Referred to as “the most diverse square mile in America,” Georgia’s own Clarkston is a resettlement community for refugee families to take solace. Just four-and-half miles away is Global Village Project (GVP) tucked inside Decatur Presbyterian Church (their longstanding partner). Within the halls of GVP, refugee girls learn english language and literacy, academic subjects, and the arts over three years in preparation for a successful high school experience.
To combat the uncertainty that comes upon graduation from their program, Global Village Project set up what has become foundational to their success – a mentorship program. Extending into the pivotal years of each girl’s high school career, a mentor-mentee relationship is formed.
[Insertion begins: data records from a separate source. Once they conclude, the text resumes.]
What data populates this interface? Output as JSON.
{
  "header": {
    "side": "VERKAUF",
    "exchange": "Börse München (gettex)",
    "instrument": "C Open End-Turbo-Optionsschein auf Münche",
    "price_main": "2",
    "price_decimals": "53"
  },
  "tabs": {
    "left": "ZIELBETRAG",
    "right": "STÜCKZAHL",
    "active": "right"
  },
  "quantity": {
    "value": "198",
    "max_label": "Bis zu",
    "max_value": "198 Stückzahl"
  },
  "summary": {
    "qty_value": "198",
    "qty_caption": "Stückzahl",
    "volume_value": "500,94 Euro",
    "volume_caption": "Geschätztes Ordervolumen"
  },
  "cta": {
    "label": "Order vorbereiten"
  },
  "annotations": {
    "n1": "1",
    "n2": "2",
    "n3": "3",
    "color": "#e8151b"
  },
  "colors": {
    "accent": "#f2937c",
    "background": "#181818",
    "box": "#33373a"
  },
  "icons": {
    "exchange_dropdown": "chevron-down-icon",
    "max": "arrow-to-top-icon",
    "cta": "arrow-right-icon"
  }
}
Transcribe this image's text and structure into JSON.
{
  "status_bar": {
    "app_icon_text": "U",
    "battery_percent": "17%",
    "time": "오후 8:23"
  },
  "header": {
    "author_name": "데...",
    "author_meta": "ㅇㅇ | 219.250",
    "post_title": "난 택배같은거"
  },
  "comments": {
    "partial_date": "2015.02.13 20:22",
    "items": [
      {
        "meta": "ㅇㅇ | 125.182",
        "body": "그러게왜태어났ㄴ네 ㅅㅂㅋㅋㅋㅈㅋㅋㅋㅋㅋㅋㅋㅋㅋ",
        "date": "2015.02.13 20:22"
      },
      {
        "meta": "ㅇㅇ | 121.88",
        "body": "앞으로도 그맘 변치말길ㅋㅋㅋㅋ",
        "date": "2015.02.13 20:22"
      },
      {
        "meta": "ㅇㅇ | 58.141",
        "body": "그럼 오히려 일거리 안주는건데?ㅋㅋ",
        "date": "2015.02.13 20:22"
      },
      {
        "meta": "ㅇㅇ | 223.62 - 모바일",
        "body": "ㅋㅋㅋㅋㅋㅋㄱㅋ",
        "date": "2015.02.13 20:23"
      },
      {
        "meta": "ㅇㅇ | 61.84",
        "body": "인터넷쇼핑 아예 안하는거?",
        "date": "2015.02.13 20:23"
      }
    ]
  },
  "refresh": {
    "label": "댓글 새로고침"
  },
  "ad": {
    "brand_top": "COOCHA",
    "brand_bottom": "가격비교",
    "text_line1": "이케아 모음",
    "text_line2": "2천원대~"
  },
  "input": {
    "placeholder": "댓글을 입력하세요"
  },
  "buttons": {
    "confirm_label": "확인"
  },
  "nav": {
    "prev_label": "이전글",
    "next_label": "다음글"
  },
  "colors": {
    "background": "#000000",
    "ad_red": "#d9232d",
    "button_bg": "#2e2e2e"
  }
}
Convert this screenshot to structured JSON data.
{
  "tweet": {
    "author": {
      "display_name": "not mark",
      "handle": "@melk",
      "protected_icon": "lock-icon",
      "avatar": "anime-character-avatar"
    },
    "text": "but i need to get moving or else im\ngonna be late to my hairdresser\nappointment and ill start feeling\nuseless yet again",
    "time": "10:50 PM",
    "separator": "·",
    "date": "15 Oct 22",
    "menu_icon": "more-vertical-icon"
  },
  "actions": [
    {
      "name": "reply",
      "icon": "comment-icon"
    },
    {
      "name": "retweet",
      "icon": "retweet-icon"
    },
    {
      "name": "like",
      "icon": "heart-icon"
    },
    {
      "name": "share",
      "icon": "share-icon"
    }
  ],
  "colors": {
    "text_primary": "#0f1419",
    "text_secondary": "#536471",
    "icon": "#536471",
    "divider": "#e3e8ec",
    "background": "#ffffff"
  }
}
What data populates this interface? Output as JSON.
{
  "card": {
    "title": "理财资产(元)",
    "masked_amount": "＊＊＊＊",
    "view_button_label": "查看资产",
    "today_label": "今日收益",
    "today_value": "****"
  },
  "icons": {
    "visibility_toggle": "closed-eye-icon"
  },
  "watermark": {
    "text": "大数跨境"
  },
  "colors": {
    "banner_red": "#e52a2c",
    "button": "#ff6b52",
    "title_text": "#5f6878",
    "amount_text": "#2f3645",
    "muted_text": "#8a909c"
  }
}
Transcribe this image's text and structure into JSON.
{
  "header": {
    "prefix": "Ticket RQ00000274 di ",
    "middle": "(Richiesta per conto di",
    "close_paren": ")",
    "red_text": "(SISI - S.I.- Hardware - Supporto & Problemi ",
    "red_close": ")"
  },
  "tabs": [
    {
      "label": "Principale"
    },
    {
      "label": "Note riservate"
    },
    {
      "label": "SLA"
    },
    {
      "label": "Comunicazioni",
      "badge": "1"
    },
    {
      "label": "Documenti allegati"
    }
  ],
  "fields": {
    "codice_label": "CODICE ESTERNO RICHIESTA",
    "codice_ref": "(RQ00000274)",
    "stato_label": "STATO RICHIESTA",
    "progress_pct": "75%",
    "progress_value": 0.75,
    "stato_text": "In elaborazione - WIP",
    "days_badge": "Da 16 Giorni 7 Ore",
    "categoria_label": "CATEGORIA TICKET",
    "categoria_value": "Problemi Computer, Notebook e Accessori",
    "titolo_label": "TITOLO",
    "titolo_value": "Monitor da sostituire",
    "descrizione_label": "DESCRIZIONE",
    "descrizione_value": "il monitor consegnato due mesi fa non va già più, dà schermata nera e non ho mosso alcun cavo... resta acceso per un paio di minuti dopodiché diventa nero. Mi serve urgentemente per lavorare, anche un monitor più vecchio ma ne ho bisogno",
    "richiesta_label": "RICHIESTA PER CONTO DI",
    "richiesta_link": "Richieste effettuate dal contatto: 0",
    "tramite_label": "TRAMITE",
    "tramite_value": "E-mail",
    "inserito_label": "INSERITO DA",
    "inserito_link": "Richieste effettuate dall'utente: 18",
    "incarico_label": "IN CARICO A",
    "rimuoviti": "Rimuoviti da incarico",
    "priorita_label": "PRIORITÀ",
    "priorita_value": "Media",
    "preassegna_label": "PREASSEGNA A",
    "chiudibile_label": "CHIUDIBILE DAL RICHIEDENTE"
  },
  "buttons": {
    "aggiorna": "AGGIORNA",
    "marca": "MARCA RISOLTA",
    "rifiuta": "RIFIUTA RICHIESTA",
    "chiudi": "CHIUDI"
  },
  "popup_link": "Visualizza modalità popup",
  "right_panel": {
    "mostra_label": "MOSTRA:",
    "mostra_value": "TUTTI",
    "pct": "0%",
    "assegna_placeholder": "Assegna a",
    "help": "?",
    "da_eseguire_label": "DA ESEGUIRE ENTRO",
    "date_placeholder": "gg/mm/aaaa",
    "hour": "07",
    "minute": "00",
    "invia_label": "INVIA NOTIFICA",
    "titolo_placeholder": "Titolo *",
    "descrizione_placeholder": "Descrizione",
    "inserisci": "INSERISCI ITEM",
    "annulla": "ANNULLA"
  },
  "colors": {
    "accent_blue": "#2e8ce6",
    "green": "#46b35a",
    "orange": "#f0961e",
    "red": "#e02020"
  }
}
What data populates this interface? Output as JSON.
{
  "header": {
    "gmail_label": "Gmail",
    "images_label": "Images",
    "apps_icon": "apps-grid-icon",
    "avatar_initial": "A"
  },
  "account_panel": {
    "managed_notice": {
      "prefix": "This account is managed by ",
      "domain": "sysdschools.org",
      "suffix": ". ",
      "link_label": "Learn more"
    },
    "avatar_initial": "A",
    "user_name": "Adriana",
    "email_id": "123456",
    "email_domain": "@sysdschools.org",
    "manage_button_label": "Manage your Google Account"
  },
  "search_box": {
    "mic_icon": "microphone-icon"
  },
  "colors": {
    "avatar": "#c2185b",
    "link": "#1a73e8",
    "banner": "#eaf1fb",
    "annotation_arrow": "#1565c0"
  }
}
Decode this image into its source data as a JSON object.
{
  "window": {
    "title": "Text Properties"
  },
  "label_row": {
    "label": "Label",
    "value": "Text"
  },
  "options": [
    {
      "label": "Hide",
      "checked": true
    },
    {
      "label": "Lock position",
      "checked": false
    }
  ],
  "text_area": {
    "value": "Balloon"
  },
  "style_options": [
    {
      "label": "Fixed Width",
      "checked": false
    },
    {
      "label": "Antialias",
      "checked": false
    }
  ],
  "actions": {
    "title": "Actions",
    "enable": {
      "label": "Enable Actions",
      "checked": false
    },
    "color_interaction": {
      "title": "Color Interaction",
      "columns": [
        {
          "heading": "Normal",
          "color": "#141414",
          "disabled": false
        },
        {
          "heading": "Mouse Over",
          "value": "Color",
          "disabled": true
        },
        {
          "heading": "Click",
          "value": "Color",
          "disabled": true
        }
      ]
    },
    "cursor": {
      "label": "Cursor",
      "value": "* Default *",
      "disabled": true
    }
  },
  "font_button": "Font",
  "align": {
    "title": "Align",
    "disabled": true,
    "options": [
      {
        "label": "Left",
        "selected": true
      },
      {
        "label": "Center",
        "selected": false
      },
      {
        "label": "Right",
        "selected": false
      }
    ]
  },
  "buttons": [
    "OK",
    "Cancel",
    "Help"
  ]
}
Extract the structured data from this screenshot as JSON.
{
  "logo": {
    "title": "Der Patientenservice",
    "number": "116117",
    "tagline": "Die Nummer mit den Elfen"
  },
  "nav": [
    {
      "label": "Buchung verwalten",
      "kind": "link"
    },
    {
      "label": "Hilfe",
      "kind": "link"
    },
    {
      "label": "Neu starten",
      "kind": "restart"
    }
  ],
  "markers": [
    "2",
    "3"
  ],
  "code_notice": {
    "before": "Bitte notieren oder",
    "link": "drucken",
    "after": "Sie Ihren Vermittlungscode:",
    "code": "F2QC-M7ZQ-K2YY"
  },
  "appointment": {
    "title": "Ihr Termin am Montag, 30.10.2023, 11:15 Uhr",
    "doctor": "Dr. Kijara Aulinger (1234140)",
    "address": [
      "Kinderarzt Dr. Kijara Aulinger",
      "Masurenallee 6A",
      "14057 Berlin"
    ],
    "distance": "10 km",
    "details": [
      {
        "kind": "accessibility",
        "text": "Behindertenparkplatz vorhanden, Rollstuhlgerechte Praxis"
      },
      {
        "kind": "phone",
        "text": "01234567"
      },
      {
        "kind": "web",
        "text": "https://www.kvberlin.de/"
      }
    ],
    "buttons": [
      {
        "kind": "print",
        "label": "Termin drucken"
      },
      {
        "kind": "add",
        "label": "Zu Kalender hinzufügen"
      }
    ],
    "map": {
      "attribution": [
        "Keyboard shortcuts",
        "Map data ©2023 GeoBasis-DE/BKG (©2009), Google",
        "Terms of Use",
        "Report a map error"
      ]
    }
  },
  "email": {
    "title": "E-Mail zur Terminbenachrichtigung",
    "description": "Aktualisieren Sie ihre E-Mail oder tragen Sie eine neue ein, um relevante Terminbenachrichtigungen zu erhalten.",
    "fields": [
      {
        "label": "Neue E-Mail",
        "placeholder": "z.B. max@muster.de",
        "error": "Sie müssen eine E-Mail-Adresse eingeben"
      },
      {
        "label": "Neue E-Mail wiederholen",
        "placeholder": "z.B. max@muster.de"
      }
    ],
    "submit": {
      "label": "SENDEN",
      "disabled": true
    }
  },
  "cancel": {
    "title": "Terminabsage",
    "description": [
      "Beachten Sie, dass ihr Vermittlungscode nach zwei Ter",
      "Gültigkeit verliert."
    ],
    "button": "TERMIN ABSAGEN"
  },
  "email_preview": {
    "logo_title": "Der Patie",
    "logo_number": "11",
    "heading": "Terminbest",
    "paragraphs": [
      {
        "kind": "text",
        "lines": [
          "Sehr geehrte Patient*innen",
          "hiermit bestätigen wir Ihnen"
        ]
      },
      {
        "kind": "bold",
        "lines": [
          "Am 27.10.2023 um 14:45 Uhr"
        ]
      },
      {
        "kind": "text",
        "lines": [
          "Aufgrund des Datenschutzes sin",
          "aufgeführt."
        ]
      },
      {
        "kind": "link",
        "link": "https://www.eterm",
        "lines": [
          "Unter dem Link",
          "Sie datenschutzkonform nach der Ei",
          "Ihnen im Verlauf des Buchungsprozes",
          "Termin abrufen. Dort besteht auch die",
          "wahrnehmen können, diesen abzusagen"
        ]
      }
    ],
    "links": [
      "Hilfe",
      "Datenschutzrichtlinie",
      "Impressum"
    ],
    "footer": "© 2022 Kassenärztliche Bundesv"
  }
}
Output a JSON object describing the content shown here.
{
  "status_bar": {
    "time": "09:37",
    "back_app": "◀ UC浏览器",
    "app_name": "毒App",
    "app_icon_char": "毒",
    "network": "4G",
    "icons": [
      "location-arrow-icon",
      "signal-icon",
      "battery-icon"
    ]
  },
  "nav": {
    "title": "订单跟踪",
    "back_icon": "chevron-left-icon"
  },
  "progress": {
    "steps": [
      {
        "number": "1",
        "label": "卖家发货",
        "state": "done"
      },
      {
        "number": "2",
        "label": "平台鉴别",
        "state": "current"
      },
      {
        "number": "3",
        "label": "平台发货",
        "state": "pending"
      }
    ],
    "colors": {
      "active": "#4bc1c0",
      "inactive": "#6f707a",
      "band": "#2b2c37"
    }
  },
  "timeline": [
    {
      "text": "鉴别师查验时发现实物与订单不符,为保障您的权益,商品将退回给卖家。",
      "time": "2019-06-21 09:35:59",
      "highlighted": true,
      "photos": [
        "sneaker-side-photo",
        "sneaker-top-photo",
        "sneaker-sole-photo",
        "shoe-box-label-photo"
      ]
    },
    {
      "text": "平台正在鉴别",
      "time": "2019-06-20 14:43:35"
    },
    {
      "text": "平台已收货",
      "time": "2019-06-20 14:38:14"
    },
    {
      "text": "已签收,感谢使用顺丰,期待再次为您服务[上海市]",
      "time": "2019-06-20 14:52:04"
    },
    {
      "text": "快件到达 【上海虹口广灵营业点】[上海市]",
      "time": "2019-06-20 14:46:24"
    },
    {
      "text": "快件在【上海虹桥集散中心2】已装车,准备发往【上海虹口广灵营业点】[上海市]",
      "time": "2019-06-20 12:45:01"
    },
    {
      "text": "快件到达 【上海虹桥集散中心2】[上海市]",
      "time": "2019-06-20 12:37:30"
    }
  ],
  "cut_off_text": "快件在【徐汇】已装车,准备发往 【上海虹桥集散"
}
What follows is guidance through life’s often choppy waters and the opportunities that await them beyond the walls of Global Village Project.
We got the chance to catch up with Michelle Kuperman, GVP’s volunteer mentor coordinator, to find out the history of the program and how refugee girls follow their own pathway to success on American soil.
“When GVP first started we weren’t particularly a middle school – we were just a school for refugee girls in their teens trying to teach them English so that they could be successful in public school,” explains Michelle.
“I got involved as a volunteer tutor a year-and-a-half after the school started. We had 12 girls graduating at the end of our second year and Julia Levy (a former director for GVP) realized they were going to have a hard time trying to register for high school on their own. How could we just let them go? So Julia approached several of the volunteers and said, “Can I put you with a girl so you can help her register for high school?” We all agreed and were matched up with girls leaving the program.”
“It was the first time we had ever tried to do something like that. How the girls ever would have done it on their own was mind blowing to us. But we got them the right shots, registered them at school with their parents and after we did that we thought, ‘now they are going to be in high school, they need someone to be watching over them.’ So we decided to continue this as a mentoring program.”
“That was how it was started and Julia asked me, “Do you want to run it?” I said ‘sure, there’s only 10 of us – how hard could it be?’ Now we have over 53 mentors and 70 girls who are mentored by volunteers. The majority of our mentors meet weekly or bi-monthly to help their mentees with homework, check in with them, and ensure they are on track. Their main goal is to support the girls on their educational pathway.”
What starts as a one-year commitment from the mentors often blossoms into so much more. “With the exception of someone moving away, I can’t say that anyone has stopped after their one-year commitment,” Michelle continues. “I tell our mentors when I talk to them that it’s kind of for life. They know what they are getting into but it becomes easier after time and the girls really become part of their families.”
“The girls’ have their own dreams and the determination to reach them, and GVP’s mentor program provides ongoing support after they leave, as they navigate the complex pathway to college and careers. Everyone has positive things to say about their relationships or what they get from the program. It certainly keeps our kids in school, keeps them on track, keeps them knowing the possibilities of the future.”
The sky’s the limit for many of these girls, including Meh Sod, a GVP graduate who received the Gates Millennium Scholars Program and is currently attending Agnes Scott College. “There is story after story like Meh Sod’s and successes which to us, makes this mentorship program so critical and worthwhile.”
Interested in supporting the refugee girls at Global Village Project? Click here to donate to them in honor of Georgia Gives Day, sign-up to volunteer, or learn more about becoming part of their mentorship program.
Photos are property of Global Village Project